#### Extracted records ####
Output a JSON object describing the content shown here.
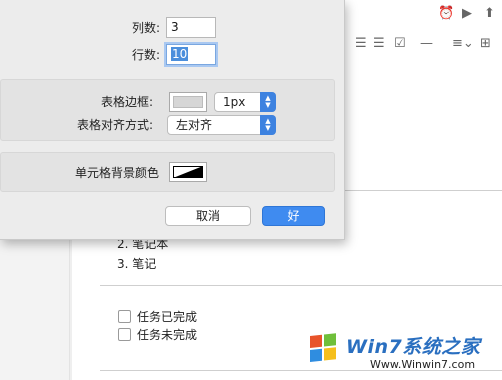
{
  "dialog": {
    "columns_label": "列数:",
    "columns_value": "3",
    "rows_label": "行数:",
    "rows_value": "10",
    "border_label": "表格边框:",
    "border_width": "1px",
    "align_label": "表格对齐方式:",
    "align_value": "左对齐",
    "cell_bg_label": "单元格背景颜色",
    "cancel_label": "取消",
    "ok_label": "好"
  },
  "document": {
    "list_items": [
      "2.  笔记本",
      "3.  笔记"
    ],
    "tasks": [
      "任务已完成",
      "任务未完成"
    ]
  },
  "toolbar": {
    "icons": [
      "alarm-clock-icon",
      "present-icon",
      "numbered-list-icon",
      "bulleted-list-icon",
      "checkbox-icon",
      "horizontal-rule-icon",
      "align-icon",
      "table-icon"
    ]
  },
  "watermark": {
    "brand": "Win7系统之家",
    "url": "Www.Winwin7.com"
  },
  "colors": {
    "accent": "#3f8bf0",
    "dialog_bg": "#ececec"
  }
}
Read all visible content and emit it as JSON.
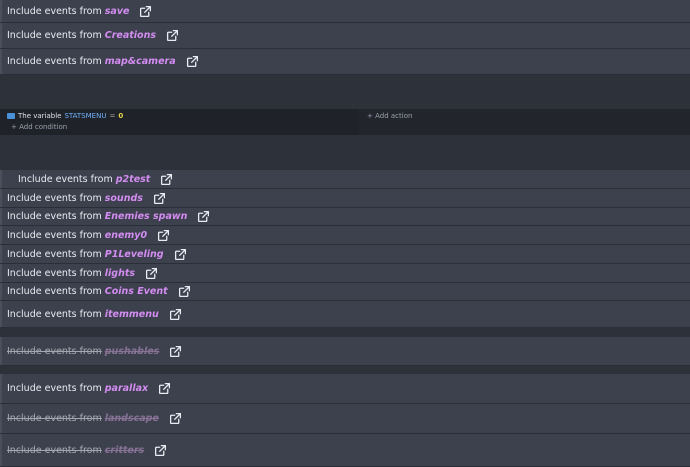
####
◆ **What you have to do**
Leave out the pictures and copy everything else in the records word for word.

◆ **Result of the task**
Output a JSON object describing the content shown here.
{
  "dialog": {
    "columns_label": "列数:",
    "columns_value": "3",
    "rows_label": "行数:",
    "rows_value": "10",
    "border_label": "表格边框:",
    "border_width": "1px",
    "align_label": "表格对齐方式:",
    "align_value": "左对齐",
    "cell_bg_label": "单元格背景颜色",
    "cancel_label": "取消",
    "ok_label": "好"
  },
  "document": {
    "list_items": [
      "2.  笔记本",
      "3.  笔记"
    ],
    "tasks": [
      "任务已完成",
      "任务未完成"
    ]
  },
  "toolbar": {
    "icons": [
      "alarm-clock-icon",
      "present-icon",
      "numbered-list-icon",
      "bulleted-list-icon",
      "checkbox-icon",
      "horizontal-rule-icon",
      "align-icon",
      "table-icon"
    ]
  },
  "watermark": {
    "brand": "Win7系统之家",
    "url": "Www.Winwin7.com"
  },
  "colors": {
    "accent": "#3f8bf0",
    "dialog_bg": "#ececec"
  }
}
Read all visible content and emit it as JSON.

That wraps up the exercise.